■ **ASSIGNED TASK**
Take each line of the records below that contains the string "this" and copy it.

■ **INFORMATION SHOWN**
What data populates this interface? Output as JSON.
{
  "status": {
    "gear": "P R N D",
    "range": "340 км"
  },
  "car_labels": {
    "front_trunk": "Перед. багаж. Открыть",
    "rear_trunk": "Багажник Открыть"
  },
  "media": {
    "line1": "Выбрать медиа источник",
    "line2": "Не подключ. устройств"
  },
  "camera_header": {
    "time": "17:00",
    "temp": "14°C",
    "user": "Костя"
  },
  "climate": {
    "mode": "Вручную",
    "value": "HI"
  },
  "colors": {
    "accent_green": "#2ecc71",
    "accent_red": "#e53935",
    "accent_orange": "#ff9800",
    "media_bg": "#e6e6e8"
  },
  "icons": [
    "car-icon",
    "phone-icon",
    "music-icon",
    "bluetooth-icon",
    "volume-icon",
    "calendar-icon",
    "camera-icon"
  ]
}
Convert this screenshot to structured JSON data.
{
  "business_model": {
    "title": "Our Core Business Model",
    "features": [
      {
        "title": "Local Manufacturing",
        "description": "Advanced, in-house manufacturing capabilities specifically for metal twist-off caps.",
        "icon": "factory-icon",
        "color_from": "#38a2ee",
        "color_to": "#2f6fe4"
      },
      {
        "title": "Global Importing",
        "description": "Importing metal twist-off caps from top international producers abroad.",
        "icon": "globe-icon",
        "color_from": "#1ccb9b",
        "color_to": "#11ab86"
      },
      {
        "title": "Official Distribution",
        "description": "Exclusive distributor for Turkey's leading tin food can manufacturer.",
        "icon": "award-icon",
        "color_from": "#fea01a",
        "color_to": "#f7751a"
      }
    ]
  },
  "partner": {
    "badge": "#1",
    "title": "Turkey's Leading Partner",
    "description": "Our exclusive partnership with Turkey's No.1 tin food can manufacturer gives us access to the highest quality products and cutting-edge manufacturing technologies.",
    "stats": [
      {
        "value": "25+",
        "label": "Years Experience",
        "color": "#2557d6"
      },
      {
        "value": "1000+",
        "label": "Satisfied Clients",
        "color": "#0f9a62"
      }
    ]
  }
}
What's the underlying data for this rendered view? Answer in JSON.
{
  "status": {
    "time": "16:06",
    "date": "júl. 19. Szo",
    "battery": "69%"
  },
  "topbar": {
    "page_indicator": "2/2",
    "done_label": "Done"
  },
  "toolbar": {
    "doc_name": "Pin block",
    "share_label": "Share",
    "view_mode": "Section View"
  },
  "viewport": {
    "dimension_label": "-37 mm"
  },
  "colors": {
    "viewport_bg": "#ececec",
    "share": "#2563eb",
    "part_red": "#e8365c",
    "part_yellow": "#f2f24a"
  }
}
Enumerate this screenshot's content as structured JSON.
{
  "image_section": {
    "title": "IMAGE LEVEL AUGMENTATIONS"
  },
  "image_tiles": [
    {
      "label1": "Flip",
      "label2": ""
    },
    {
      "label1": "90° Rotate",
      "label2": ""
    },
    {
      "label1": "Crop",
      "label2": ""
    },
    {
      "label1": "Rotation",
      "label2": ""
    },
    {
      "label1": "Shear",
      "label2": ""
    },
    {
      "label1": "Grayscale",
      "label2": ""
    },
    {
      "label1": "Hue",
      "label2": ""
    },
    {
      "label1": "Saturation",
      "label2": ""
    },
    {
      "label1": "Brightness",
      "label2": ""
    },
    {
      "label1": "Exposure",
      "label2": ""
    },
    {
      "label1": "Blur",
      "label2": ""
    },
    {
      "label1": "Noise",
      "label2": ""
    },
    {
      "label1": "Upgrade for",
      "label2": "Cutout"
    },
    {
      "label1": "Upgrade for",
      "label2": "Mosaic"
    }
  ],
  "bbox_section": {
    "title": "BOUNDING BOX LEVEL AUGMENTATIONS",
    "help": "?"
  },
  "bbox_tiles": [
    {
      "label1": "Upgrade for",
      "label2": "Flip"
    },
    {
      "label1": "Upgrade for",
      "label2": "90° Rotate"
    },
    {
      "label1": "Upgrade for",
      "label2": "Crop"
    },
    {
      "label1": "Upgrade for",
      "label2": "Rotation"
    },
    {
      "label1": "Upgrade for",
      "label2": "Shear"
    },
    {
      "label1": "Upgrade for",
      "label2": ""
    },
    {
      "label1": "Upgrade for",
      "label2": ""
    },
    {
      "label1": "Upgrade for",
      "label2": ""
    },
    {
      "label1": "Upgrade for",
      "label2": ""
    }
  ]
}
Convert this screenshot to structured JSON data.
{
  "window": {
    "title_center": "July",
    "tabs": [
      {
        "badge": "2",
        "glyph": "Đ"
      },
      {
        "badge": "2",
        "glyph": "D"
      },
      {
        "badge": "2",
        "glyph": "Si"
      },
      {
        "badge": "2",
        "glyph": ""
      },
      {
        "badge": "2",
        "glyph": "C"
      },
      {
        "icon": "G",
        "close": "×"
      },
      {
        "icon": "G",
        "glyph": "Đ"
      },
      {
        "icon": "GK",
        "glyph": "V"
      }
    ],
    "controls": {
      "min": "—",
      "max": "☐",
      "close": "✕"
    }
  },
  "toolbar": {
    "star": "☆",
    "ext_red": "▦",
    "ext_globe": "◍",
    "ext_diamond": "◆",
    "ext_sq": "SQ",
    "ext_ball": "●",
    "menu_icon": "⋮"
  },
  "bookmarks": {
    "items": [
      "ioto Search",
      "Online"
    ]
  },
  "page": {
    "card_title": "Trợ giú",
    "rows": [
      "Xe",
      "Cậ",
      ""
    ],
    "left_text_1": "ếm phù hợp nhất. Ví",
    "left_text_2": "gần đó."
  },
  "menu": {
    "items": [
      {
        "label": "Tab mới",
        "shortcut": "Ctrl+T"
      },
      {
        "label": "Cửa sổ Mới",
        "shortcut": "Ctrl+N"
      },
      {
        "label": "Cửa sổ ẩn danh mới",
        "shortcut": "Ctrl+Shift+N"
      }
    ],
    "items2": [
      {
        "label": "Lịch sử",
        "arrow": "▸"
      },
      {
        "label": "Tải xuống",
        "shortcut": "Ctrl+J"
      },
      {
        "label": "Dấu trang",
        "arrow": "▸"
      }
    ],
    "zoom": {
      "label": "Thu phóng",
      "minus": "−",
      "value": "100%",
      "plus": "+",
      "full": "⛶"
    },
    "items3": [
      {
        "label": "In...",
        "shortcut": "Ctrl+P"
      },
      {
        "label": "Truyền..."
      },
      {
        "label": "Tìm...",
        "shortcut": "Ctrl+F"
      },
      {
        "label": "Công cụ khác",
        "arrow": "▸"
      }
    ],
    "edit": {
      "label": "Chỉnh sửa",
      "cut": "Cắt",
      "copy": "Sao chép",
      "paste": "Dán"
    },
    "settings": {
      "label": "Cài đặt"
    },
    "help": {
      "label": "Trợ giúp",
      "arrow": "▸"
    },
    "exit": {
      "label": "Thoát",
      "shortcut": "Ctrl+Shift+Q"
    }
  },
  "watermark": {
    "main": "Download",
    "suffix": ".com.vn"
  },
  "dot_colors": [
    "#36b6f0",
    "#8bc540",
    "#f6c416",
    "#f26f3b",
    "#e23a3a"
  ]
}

■ **ANSWER BELOW**
What data populates this interface? Output as JSON.
Convert this screenshot to structured JSON data.
What's the underlying data for this rendered view? Answer in JSON.
Enumerate this screenshot's content as structured JSON.
Convert this screenshot to structured JSON data.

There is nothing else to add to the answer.